November 30, 2022
Headlines — November 30, 2022 Stacie Johnson
Senate Subcommittee Conducts Hearing On Proposed Kroger Albertsons Merger
Federal officials debated a proposed grocery store merger between Albertsons and Kroger yesterday. The $25 billion deal would result in Kroger, King Soopers’ parent company, acquiring Albertsons, Safeway’s parent company. The proposed merger has raised concerns about a near monopoly within the grocery store industry at a time when high inflation is pushing up food prices.
Six United Food and Commercial Workers unions went to the United States Capitol Tuesday in representation of over 100,000 Kroger and Albertsons employees. Unions say the merger could undermine collective bargaining power for fair pay and healthcare coverage for essential workers.
Colorado Attorney General Phil Weiser is launching an investigation into the proposed merger, which is expected to close in early 2024.
U.S. Marshals Service And Aurora Police Find 11 High-Risk Children
The U.S. Marshals Service announced Tuesday that they had located 11 high-risk missing children across Colorado. The mission to find the missing children lasted two weeks and was run by the Aurora police, the U.S Marshals Colorado District and the National Center for Missing and Exploited Children.
The three offices coordinated to launch Operation Lost and Found on November 7th. By November 18th, according to the Aurora Sentinel, they had located 11 critically endangered missing children that had indications of high-risk factors such as sex trafficking, child exploitation, sex abuse, physical and psychological abuse, and medical or mental health conditions. Out of the eleven kids, the youngest was 12 and the oldest was 17.

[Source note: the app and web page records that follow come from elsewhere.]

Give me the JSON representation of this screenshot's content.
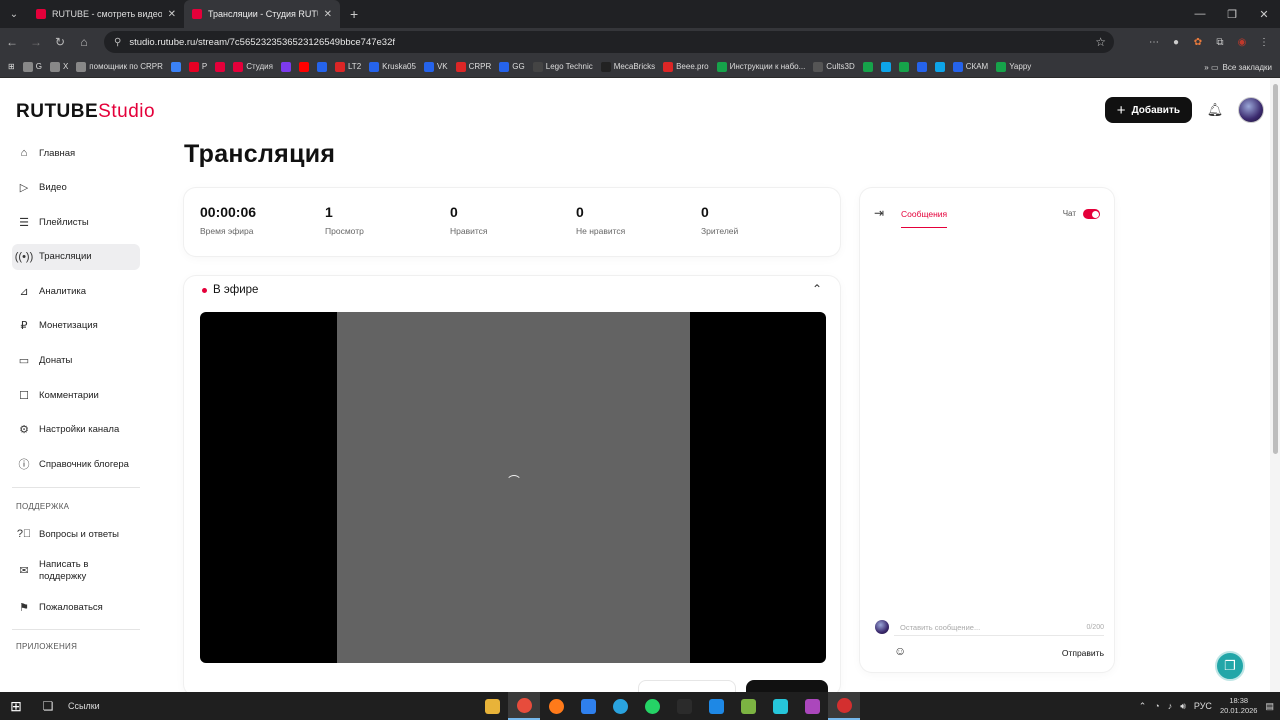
{
  "browser": {
    "tabs": [
      {
        "title": "RUTUBE - смотреть видео он...",
        "favicon_color": "#e4003a"
      },
      {
        "title": "Трансляции - Студия RUTUBE",
        "favicon_color": "#e4003a"
      }
    ],
    "url": "studio.rutube.ru/stream/7c5652323536523126549bbce747e32f",
    "bookmarks": [
      {
        "label": "G",
        "color": "#888"
      },
      {
        "label": "X",
        "color": "#888"
      },
      {
        "label": "помощник по CRPR",
        "color": "#888"
      },
      {
        "label": "",
        "color": "#3b82f6"
      },
      {
        "label": "P",
        "color": "#e60023"
      },
      {
        "label": "",
        "color": "#e4003a"
      },
      {
        "label": "Студия",
        "color": "#e4003a"
      },
      {
        "label": "",
        "color": "#7c3aed"
      },
      {
        "label": "",
        "color": "#ff0000"
      },
      {
        "label": "",
        "color": "#2563eb"
      },
      {
        "label": "LT2",
        "color": "#dc2626"
      },
      {
        "label": "Kruska05",
        "color": "#2563eb"
      },
      {
        "label": "VK",
        "color": "#2563eb"
      },
      {
        "label": "CRPR",
        "color": "#dc2626"
      },
      {
        "label": "GG",
        "color": "#2563eb"
      },
      {
        "label": "Lego Technic",
        "color": "#444"
      },
      {
        "label": "MecaBricks",
        "color": "#222"
      },
      {
        "label": "Beee.pro",
        "color": "#dc2626"
      },
      {
        "label": "Инструкции к набо...",
        "color": "#16a34a"
      },
      {
        "label": "Cults3D",
        "color": "#555"
      },
      {
        "label": "",
        "color": "#16a34a"
      },
      {
        "label": "",
        "color": "#0ea5e9"
      },
      {
        "label": "",
        "color": "#16a34a"
      },
      {
        "label": "",
        "color": "#2563eb"
      },
      {
        "label": "",
        "color": "#0ea5e9"
      },
      {
        "label": "СКАМ",
        "color": "#2563eb"
      },
      {
        "label": "Yappy",
        "color": "#16a34a"
      }
    ],
    "all_bookmarks": "Все закладки"
  },
  "header": {
    "logo_main": "RUTUBE",
    "logo_studio": "Studio",
    "add_button": "Добавить"
  },
  "sidebar": {
    "items": [
      {
        "label": "Главная",
        "icon": "home-icon"
      },
      {
        "label": "Видео",
        "icon": "video-icon"
      },
      {
        "label": "Плейлисты",
        "icon": "playlist-icon"
      },
      {
        "label": "Трансляции",
        "icon": "broadcast-icon"
      },
      {
        "label": "Аналитика",
        "icon": "analytics-icon"
      },
      {
        "label": "Монетизация",
        "icon": "monetization-icon"
      },
      {
        "label": "Донаты",
        "icon": "donate-icon"
      },
      {
        "label": "Комментарии",
        "icon": "comments-icon"
      },
      {
        "label": "Настройки канала",
        "icon": "settings-icon"
      },
      {
        "label": "Справочник блогера",
        "icon": "info-icon"
      }
    ],
    "support_section": "ПОДДЕРЖКА",
    "support_items": [
      {
        "label": "Вопросы и ответы"
      },
      {
        "label": "Написать в поддержку"
      },
      {
        "label": "Пожаловаться"
      }
    ],
    "apps_section": "ПРИЛОЖЕНИЯ"
  },
  "main": {
    "title": "Трансляция",
    "stats": [
      {
        "value": "00:00:06",
        "label": "Время эфира"
      },
      {
        "value": "1",
        "label": "Просмотр"
      },
      {
        "value": "0",
        "label": "Нравится"
      },
      {
        "value": "0",
        "label": "Не нравится"
      },
      {
        "value": "0",
        "label": "Зрителей"
      }
    ],
    "live_label": "В эфире"
  },
  "chat": {
    "tab_messages": "Сообщения",
    "chat_label": "Чат",
    "chat_enabled": true,
    "placeholder": "Оставить сообщение...",
    "counter": "0/200",
    "send": "Отправить"
  },
  "taskbar": {
    "links_label": "Ссылки",
    "lang": "РУС",
    "time": "18:38",
    "date": "20.01.2026"
  },
  "colors": {
    "brand_red": "#e4003a",
    "support_fab": "#22a6a8"
  }
}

Aurora Civil Service Commission Resists Hiring Changes By Independent Monitor
The City of Aurora’s Police and Fire independent consent decree monitor presented a study to the city’s Civil Service Commission Tuesday suggesting that the city change the way it hires police and firefighters.
According to the Denver Gazette, tensions boiled between the commission and the city departments throughout the three-hour meeting as the monitor cited a study and evaluation of the commission’s hiring practices which have faced criticism from Aurora’s Interim Police Chief Dan Oates during recent meetings. Oates told the council that the civil service commission undergoes an excessive amount of time to vet candidates and hires at a much lower rate than neighboring jurisdictions, situations that are making staffing challenges worse.
The commission’s chairperson, Harold Johnson, argued the proposed changes remove the checks and balances by the commission and would give more power to the department chiefs that could usher in a good ‘old boy’ legacy hiring culture where they give preferential treatment to friends and family.
The commission will meet later this week to continue the hiring process discussion.
CU Says Commercialization Activities Injecting Billions Into National And State Economies
A report by the University of Colorado Leeds School of Business says the university’s commercialization activities are churning out billions of dollars in local and national economies, with much of the activity occurring in Colorado. The report says CU, over the last five years, has had an $8 billion impact nationally and a $5.2 billion impact for Colorado, a four-fold increase since the previous 2019 study.
Commercialization activities by the university include innovations originating at CU, which CU then owns and licenses out. Two of the university’s more well known start-ups include the Thornton based Solid Power, which makes solid-state electric vehicle batteries, and Boulder’s Cold Quanta, which created the quantum-matter machine named “Albert.”
Boulder Police Take Hostage Into Custody
Boulder Police have identified a man they say provoked a possible hostage situation in North Boulder Monday night and into early Tuesday morning. Officers responded to a report of an adult male and adult female held against their will at a home in the 3300 block of Broadway around 9:15 Monday night.
A police department press release indicates the suspect answered the door, engaged in an altercation and an officer discharged their firearms with no resulting injuries. The man then allegedly barricaded himself inside the residence as the adult male and female escaped through a window.
Police took the suspect into custody just before 1AM Tuesday morning and then executed a search warrant. The 56 year-old suspect has been charged with three felony counts of second-degree assault, two felony counts of menacing, one misdemeanor count of resisting arrest, and one misdemeanor count of obstructing a peace officer.
Forest Service Set To Begin Slash Pile Burning
The United States Forest Service for the Arapaho and Roosevelt National Forests announced Tuesday the agency’s firefighters will begin seasonal slash pile burning later this week and will continue to do so throughout the fall, winter, and spring months when conditions allow. According to the Forest Service, fuel managers will ignite the piles of sampling and brush when they are confident conditions are safe. The ongoing monitoring for safety includes assessing snow conditions, wind, temperature, available staffing, and smoke dispersal.
Forest Service officials say they will likely begin burning piles later this week in the Sulphur and Canyon Lakes Ranger Districts. The public may check the forest service’s inciweb website for a list of planned areas where the burning may take place.
Headlines — November 30, 2022 Stacie Johnson